This summer, a lake near the base of Mt. Sajama, a mountain near Bolivia's Chilean border, dried up. A local woman said in October that the lake had been gone for two months already. She added that a large block of ice recently fell off the mountain. Where she lives, too far south of Lake Titicaca to receive any of its moisture, local farmers raise llamas and alpacas but the climate does not allow them to grow crops. As new bodies of water form or disappear with the melting glaciers and the changing climate, local herders move their llamas and alpacas to wherever grazing is still possible. Thompson calls the newly formed lakes "new geologic hazards," noting an incident when an avalanche on the mountain Quelccaya in Peru fell into a lake formed by glacial melt, causing a mini-tsunami that killed some of the llamas grazing nearby. As a result of the avalanche, the area next to the lake that was lush grazing area in 2005 was barren and covered with sediment in 2006.

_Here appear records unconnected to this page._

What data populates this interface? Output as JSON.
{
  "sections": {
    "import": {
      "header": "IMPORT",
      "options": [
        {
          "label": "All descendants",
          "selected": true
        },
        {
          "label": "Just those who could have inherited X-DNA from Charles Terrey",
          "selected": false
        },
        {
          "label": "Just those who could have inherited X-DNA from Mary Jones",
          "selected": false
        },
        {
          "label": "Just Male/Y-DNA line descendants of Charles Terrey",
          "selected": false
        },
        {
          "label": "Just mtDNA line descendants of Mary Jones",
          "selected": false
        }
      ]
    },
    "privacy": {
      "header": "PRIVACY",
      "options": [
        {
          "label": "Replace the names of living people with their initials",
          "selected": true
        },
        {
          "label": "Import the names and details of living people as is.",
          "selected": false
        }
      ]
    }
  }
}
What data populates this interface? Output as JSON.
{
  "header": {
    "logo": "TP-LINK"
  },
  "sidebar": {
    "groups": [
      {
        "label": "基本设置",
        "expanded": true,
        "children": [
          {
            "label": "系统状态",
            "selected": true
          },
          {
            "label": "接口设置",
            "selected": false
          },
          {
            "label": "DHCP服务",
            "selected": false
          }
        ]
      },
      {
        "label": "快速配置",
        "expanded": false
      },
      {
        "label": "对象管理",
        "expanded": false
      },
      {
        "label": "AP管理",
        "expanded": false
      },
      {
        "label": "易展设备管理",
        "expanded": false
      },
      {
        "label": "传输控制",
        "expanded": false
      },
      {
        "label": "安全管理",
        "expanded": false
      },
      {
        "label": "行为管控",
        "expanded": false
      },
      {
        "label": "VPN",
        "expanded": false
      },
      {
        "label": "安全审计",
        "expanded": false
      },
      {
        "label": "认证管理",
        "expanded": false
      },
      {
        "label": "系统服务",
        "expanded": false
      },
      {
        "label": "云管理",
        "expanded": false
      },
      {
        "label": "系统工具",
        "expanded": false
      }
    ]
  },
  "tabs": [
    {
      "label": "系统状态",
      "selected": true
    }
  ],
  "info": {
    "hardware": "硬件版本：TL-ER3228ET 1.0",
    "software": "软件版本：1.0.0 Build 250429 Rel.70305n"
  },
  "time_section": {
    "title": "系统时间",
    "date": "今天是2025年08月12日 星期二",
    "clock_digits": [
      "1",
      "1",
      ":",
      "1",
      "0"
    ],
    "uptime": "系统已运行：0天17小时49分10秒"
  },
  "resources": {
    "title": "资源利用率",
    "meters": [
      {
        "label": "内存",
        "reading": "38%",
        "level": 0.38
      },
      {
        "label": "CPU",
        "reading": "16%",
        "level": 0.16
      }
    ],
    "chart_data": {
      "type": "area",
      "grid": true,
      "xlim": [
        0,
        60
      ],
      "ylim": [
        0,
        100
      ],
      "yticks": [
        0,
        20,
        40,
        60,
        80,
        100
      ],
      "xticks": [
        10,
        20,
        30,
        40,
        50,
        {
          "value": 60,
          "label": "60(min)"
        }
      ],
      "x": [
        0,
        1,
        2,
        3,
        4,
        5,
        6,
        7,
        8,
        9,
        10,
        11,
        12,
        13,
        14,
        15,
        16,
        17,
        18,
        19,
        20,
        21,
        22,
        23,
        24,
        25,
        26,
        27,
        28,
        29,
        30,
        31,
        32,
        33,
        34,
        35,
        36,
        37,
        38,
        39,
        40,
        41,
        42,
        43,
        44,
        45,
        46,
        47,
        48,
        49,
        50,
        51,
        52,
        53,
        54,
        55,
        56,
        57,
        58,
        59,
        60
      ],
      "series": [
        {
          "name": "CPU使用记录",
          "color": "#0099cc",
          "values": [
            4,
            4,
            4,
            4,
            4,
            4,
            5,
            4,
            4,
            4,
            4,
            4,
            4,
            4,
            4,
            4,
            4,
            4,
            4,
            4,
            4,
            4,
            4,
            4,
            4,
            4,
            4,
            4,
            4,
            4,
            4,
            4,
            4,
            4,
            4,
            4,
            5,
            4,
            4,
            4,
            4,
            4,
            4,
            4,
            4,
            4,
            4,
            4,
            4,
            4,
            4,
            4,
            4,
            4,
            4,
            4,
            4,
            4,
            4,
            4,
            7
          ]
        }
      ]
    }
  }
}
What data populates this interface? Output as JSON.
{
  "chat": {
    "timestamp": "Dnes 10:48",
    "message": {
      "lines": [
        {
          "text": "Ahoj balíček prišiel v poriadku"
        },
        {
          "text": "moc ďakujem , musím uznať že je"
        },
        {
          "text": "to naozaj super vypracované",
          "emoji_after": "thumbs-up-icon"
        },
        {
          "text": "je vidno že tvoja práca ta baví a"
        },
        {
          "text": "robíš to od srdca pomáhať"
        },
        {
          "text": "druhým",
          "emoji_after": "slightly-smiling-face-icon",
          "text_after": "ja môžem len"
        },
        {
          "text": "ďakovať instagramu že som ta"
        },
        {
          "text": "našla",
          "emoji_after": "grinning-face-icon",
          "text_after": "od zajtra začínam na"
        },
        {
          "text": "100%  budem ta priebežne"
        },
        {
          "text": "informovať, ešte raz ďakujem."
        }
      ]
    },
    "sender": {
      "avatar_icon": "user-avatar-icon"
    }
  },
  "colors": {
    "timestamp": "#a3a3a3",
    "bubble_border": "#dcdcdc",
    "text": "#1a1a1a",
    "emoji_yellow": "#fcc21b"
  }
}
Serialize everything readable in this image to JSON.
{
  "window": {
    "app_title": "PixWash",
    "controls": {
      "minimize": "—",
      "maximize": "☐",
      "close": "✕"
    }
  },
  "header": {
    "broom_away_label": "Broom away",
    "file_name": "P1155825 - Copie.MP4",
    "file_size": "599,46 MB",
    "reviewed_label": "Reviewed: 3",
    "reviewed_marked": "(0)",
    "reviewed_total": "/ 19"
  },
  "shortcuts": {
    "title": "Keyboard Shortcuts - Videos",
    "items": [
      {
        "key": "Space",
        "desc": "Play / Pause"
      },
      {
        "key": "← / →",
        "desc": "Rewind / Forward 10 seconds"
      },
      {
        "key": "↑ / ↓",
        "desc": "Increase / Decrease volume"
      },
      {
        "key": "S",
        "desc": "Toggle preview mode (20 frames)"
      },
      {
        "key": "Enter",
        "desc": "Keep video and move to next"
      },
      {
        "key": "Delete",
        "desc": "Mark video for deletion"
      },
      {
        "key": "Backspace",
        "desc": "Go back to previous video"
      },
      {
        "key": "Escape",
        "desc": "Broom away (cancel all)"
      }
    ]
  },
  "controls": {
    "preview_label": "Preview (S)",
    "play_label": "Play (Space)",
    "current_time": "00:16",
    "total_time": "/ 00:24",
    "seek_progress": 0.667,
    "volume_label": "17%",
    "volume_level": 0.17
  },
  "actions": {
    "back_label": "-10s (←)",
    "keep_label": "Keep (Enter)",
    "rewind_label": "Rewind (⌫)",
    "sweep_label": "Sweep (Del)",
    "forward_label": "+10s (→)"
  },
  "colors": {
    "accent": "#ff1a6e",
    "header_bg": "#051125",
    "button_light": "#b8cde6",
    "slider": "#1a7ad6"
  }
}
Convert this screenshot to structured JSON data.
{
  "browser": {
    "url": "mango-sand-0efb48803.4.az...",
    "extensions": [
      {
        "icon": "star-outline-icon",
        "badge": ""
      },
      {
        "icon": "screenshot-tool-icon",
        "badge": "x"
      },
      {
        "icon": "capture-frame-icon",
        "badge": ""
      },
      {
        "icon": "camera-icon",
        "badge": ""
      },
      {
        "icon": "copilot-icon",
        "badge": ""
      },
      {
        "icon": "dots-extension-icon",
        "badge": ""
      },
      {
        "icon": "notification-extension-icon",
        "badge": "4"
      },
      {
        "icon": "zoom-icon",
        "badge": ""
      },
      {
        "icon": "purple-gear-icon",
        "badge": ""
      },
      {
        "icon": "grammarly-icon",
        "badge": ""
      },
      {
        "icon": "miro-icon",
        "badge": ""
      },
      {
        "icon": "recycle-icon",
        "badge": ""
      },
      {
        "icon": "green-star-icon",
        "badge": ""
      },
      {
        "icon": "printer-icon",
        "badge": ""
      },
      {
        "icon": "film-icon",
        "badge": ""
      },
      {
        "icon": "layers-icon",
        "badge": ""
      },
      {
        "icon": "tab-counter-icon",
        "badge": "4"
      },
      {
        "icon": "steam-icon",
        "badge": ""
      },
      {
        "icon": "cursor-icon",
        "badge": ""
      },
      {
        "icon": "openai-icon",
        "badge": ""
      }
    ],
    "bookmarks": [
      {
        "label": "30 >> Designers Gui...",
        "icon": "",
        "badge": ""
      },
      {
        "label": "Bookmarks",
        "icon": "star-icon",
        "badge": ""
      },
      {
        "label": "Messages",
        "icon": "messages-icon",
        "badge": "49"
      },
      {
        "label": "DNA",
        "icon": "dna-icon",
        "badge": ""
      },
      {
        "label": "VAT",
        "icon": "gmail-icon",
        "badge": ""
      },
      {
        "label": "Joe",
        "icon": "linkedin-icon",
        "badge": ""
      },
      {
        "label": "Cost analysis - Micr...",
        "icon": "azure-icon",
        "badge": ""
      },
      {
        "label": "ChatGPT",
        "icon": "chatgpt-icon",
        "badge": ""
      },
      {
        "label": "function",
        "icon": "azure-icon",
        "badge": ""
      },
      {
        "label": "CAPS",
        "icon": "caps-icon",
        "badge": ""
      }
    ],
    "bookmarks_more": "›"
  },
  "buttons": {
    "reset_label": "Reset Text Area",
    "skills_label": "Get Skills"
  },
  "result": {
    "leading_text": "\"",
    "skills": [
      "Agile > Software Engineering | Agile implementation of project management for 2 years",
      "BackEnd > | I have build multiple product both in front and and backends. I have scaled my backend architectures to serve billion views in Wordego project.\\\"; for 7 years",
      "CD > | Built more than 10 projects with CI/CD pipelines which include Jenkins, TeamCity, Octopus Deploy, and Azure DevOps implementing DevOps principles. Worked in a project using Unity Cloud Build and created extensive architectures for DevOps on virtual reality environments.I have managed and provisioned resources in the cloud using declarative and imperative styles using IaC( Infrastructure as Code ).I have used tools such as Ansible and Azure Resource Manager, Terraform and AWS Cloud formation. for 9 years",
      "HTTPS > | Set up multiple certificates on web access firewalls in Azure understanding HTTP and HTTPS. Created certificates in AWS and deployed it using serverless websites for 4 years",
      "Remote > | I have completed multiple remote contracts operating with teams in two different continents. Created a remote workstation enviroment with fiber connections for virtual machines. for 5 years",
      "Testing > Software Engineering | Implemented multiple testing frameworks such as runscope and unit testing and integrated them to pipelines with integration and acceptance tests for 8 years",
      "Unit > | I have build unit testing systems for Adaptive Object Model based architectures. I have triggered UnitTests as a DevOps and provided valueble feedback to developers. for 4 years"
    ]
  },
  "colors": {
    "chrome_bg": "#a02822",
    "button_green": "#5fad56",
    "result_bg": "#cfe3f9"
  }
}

With the melting glaciers come increased temperatures (and vice versa). The white glaciers reflect the sun's radiation, providing a cooling effect. Once the mountains underneath are exposed, the sun's radiation is no longer reflected. Thompson says that average temperatures in high altitude areas in the tropics will increase twice as fast as average temperatures on the planet as a whole. Rising temperatures in conjunction with changes in water resources will mean that crops that used to grow well in some areas no longer will and agricultural pests and diseases will move into new areas. This has already started to happen, as Andean highlanders suddenly find their staple crop, potatoes, subject to destruction by weevil larvae or late blight. (Human diseases, like malaria and dengue fever, have been observed in new areas as the climate changes too.) And, if temperatures increase too much, scientists predict Andeans will reach a tipping point after which many parts of the highlands will turn into a desert, spelling disaster for Bolivia's capital city of La Paz.
No doubt it was problems such as these that Bolivian President Evo Morales had in mind nearly a year ago when he called for nations to limit average global temperature increases to one degree Celsius. The rich nations at the Copenhagen climate summit spoke about limiting average temperature increases to two degrees Celsius, which a group of poor countries, called the G77, criticized as insufficient. The G77 wanted "1.5 to stay alive." Only Morales called for limiting average temperature increase to one degree, and for this he was called a radical in American newspapers.
The world approaches the next round of climate negotiations in Cancun, this December. In between Copenhagen and Cancun, Americans have experienced the "snowpocalypse" snowstorm in Washington, D.C. last winter and intense heat waves in much of the country this summer, but the American way of life has not substantially changed. While families struggle with high heating or cooling bills during a time of high unemployment, Americans in general do not worry that their food supply will soon be in jeopardy as a Bolivian might. When climate scientists predict the tipping point above which Andean highlands will turn to desert is around 1.5 to two degrees Celsius, is it radical for Bolivia's president to ask the world to limit the damage?